Glazed Ceramics and Glassware Regulations (SOR/98-176)

Regulations are current to 2014-10-15 and last amended on 2011-06-20. Previous Versions

SCHEDULE(Sections 4 and 5)TEST METHODS

  • 1. To determine whether a product releases lead or cadmium, the following method, which is based on the International Organization for Standardization standard ISO 6486-1:1999, Ceramic ware, glass-ceramic ware and glass dinnerware in contact with food — Release of lead and cadmium — Part 1: Test Method, second edition, 1999-12-15, shall be used:

    • (a) handwash the product using a non-acidic detergent solution, rinse with distilled water and air dry;

    • (b) fill the product to within 5 mm of the level of overflowing with an extraction solution of 4% (volume/volume) of acetic acid in water;

    • (c) cover the product with an inert opaque cover and allow to stand for 24 hours at 22°C ± 2°C;

    • (d) stir the extraction solution to ensure homogeneity taking care not to abrade the surface of the product;

    • (e) take an aliquot of the extraction solution and, within 8 hours, analyze the solution using an analytical technique that is in accordance with good laboratory practices; and

    • (f) express the results as the quantity of the lead or cadmium in milligrams per litre of the extraction solution.

  • 2. To determine whether a drinking vessel bearing a distinctive exterior decorative pattern within 20 mm of the rim releases lead or cadmium, the following method, which is based on a standard of the American Society for Testing and Materials (ASTM C927-80), reapproved 2004, Standard Test Method for Lead and Cadmium Extracted from the Lip and Rim Area of Glass Tumblers Externally Decorated with Ceramic Glass Enamels, shall be used:
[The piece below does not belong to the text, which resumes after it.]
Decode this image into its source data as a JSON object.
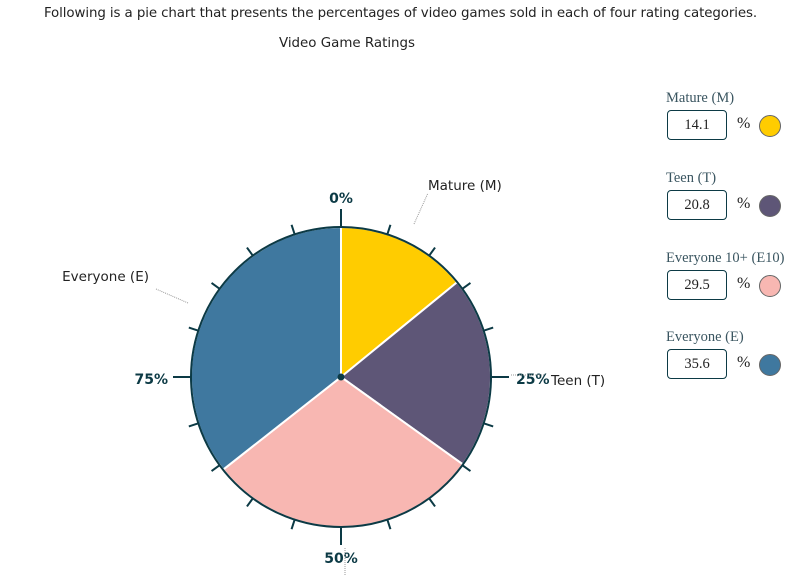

    • (a) handwash the drinking vessel using a non-acidic detergent solution, rinse with distilled water and air dry;

    • (b) measure the internal volume of the drinking vessel in millilitres by filling with distilled water to within 5 mm of the level of overflowing and record the internal volume (V2);

    • (c) discard the water and invert the drinking vessel in an appropriate laboratory glassware container whose diameter is a minimum of 1.25 times and a maximum of 2 times the external diameter of the test specimen as measured at the rim;

    • (d) add to the laboratory glassware container the volume of an extraction solution of 4% (volume/volume) of acetic acid in water that is sufficient to permit the drinking vessel to be submerged in 20 mm of the solution and record the volume of extraction solution used (V1);

    • (e) cover the laboratory glassware container with an inert opaque cover and allow to stand for 24 hours at 22°C ± 2°C;

    • (f) remove the drinking vessel and stir the extraction solution to ensure homogeneity;

    • (g) take an aliquot of the extraction solution and, within 8 hours, analyze the solution using an analytical technique that is in accordance with good laboratory practices; and

    • (h) express the results as the quantity of the lead or cadmium in milligrams per litre of the extraction solution relative to the internal volume of the drinking vessel as follows:

      (C × V1) / V2

      where

      C 
      is the concentration of lead or cadmium in milligrams per litre in the extraction solution,
      V1 
      is the volume in millilitres of the extraction solution used, and
      V2 
      is the internal volume in millilitres of the drinking vessel.
  • SOR/2007-30, ss. 4, 5.